A shortened Food Supply chain (see image below) can reduce the overall food-environmental footprint, improve social-economic outcomes for farmers, spur regional economic growth (helping farmers stay in Agriculture), and improve food quality (selling at the peak of freshness and nutritious content).
According to the US Farmers Market coalition for every USD 100 spent on a farmer’s market, 62% stays within the local economy.
Farmers’ markets also provide opportunities for the less privileged. Approximately 13% of US farming operators are Latinos and 2% are African Americans.
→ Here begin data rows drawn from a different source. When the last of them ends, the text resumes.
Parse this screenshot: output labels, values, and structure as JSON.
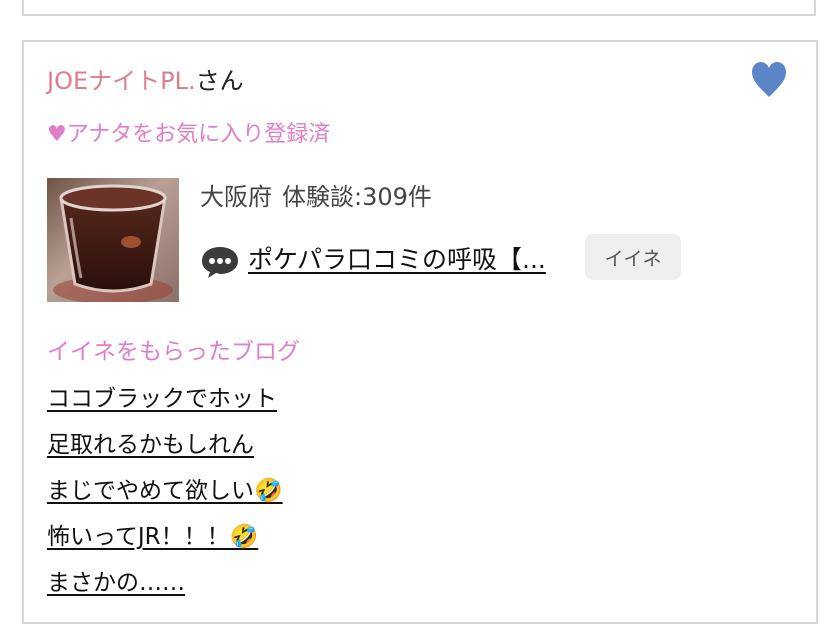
{
  "card": {
    "user_name": "JOEナイトPL.",
    "user_suffix": "さん",
    "favorite_status": "♥アナタをお気に入り登録済",
    "location": "大阪府",
    "experience_count": "体験談:309件",
    "latest_post_title": "ポケパラ口コミの呼吸【...",
    "like_button_label": "イイネ",
    "heart_color": "#5a86c9"
  },
  "liked_blogs": {
    "heading": "イイネをもらったブログ",
    "items": [
      {
        "title": "ココブラックでホット"
      },
      {
        "title": "足取れるかもしれん"
      },
      {
        "title": "まじでやめて欲しい🤣"
      },
      {
        "title": "怖いってJR！！！🤣"
      },
      {
        "title": "まさかの……"
      }
    ]
  },
  "colors": {
    "name_pink": "#dd7e8c",
    "accent_pink": "#e07ec8",
    "border": "#d6d6d6"
  },
  "icons": {
    "favorite": "heart-icon",
    "comment": "speech-bubble-icon"
  }
}
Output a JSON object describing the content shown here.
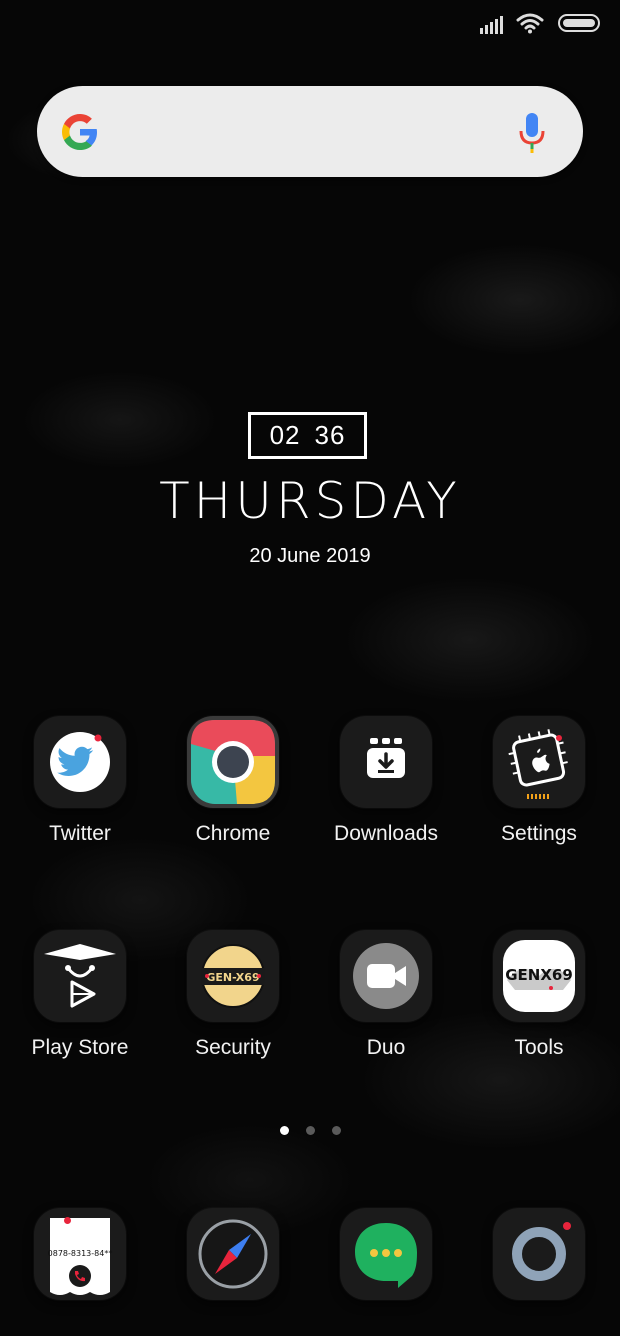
{
  "status_bar": {
    "icons": [
      "signal-icon",
      "wifi-icon",
      "battery-icon"
    ]
  },
  "search_bar": {
    "logo": "google-g-icon",
    "voice": "mic-icon"
  },
  "clock_widget": {
    "hours": "02",
    "minutes": "36",
    "day": "THURSDAY",
    "date": "20 June 2019"
  },
  "apps": [
    {
      "label": "Twitter",
      "icon": "twitter-icon"
    },
    {
      "label": "Chrome",
      "icon": "chrome-icon"
    },
    {
      "label": "Downloads",
      "icon": "downloads-icon"
    },
    {
      "label": "Settings",
      "icon": "settings-icon"
    },
    {
      "label": "Play Store",
      "icon": "play-store-icon"
    },
    {
      "label": "Security",
      "icon": "security-icon"
    },
    {
      "label": "Duo",
      "icon": "duo-icon"
    },
    {
      "label": "Tools",
      "icon": "tools-icon"
    }
  ],
  "security_badge": "GEN-X69",
  "tools_badge": "GENX69",
  "dock": [
    {
      "icon": "phone-icon",
      "number_text": "0878-8313-84**"
    },
    {
      "icon": "compass-icon"
    },
    {
      "icon": "messages-icon"
    },
    {
      "icon": "camera-icon"
    }
  ],
  "page_indicator": {
    "pages": 3,
    "current": 1
  },
  "colors": {
    "accent_red": "#e8243c",
    "twitter_blue": "#4aa3df",
    "messages_green": "#1fb15f",
    "chrome_red": "#ea4b5a",
    "chrome_yellow": "#f3c640",
    "chrome_teal": "#37b9a6"
  }
}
About 36% of all US farmer operators are women.
Farmer’s markets are also an excellent leading indicator to assess farmer’s appetite for a direct-to-consumer journey. Within the last 30 years, the US has grown from 1755 Farmer’s markets to a whopping 8041 in 2019.
A combination of stable broadband access, accessible land prices, a transparent commercially viable D2C route, connected and accessible systems (platforms, IoTs, and potentially vertical farming) creates an attractive route for the younger generation seeking to depart from an urban lifestyle while diving into an entrepreneurial career path.